Officials say security forces have contained the attackers in one location inside Nairobi's Westgate Mall, where they have been holed up since Saturday. Kenya's National Disaster Operation Centre said an unknown number of hostages are still inside and cannot get to an exit.
The Somali terrorist group al-Shabab has claimed responsibility for the attack, saying it is retaliation for Kenya's military intervention in Somalia. An al-Shabab spokesman said in an audio message, "Either leave our country or live with constant attacks."
Kenyan forces entered Somalia two years ago to fight al-Shabab militants who had often crossed the border to stage attacks.
The U.N. Security Council and Secretary-General Ban Ki-moon strongly condemned the attack. Mr. Ban called it a "premeditated" and "totally reprehensible" act targeting defenseless civilians.
Witnesses said the gunmen wore masks and tossed hand grenades at the Westgate Mall during busy shopping hours.
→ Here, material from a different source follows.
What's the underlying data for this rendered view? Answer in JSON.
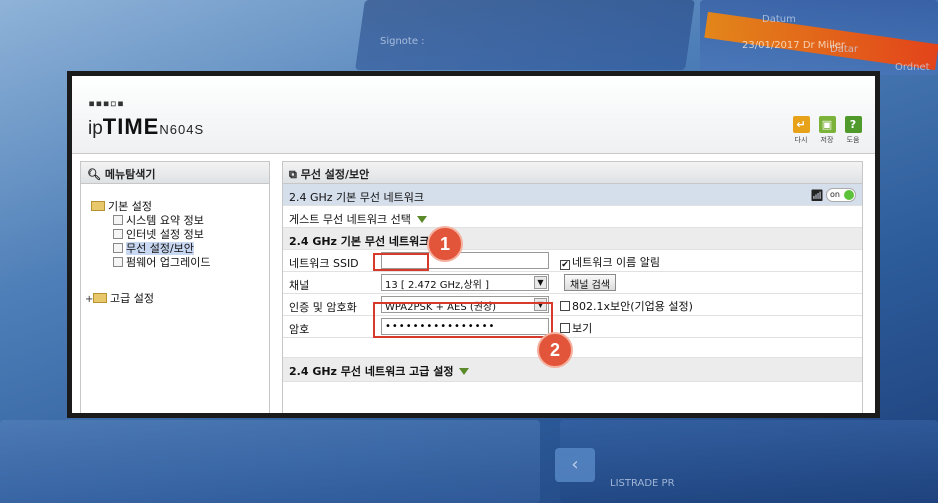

Children were among the wounded.
One survivor who had been trapped inside the mall for several hours said he heard leaders of the attack speaking in a language he did not understand.
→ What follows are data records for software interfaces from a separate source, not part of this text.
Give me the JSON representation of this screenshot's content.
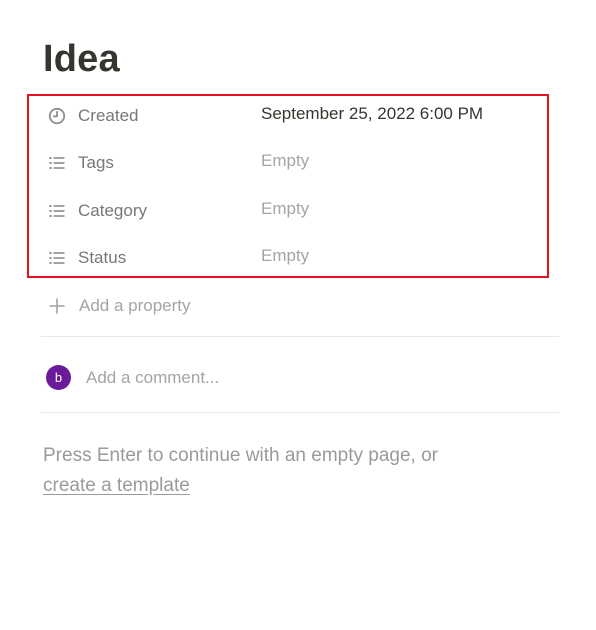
{
  "page": {
    "title": "Idea"
  },
  "properties": [
    {
      "icon": "clock-icon",
      "name": "Created",
      "value": "September 25, 2022 6:00 PM"
    },
    {
      "icon": "list-icon",
      "name": "Tags",
      "value": "Empty"
    },
    {
      "icon": "list-icon",
      "name": "Category",
      "value": "Empty"
    },
    {
      "icon": "list-icon",
      "name": "Status",
      "value": "Empty"
    }
  ],
  "add_property": {
    "icon": "plus-icon",
    "label": "Add a property"
  },
  "comment": {
    "avatar_initial": "b",
    "avatar_color": "#6a1b9a",
    "placeholder": "Add a comment..."
  },
  "hint": {
    "text": "Press Enter to continue with an empty page, or",
    "link": "create a template"
  },
  "colors": {
    "highlight": "#e0141e",
    "text": "#37352f",
    "muted": "#a5a4a0"
  }
}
VOA's reporter in Nairobi says there are concerns that some of the gunmen might have escaped immediately after the attack.
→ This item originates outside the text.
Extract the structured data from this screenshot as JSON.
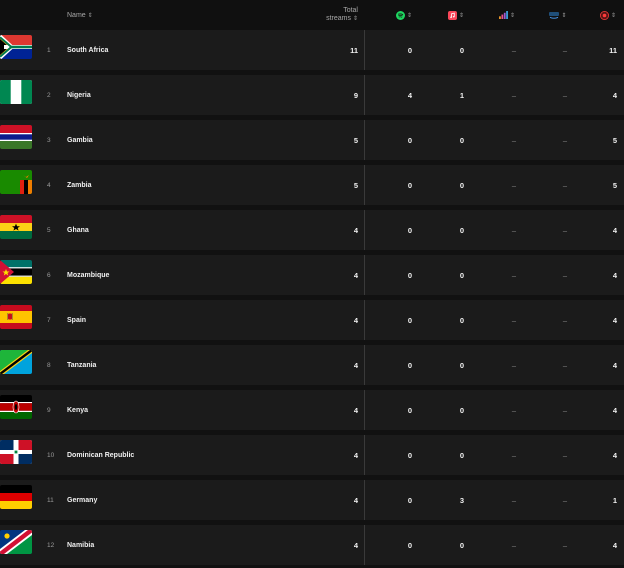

Kenyan President Uhuru Kenyatta sought to reassure shaken Kenyans in an address to the nation just hours after the attack. The president condemned what he called the cowardly act and praised Kenyans for their solidarity in the face of the terrorist threat.
"Terrorism in and of itself is the philosophy of cowards. The way we lead our lives in freedom, unity and consideration for each other represents our victory over those who wish us ill."
President Kenyatta vowed that the perpetrators will be caught and dealt with. He said the government stands ready to defend the country from within and from outside.
Canada and France each say two of their citizens were killed. The United States says no Americans were killed, but that some have been injured. Secretary of State John Kerry condemned the attack and said the United States has offered Kenya's government its full support to help bring the perpetrators of the attack to justice.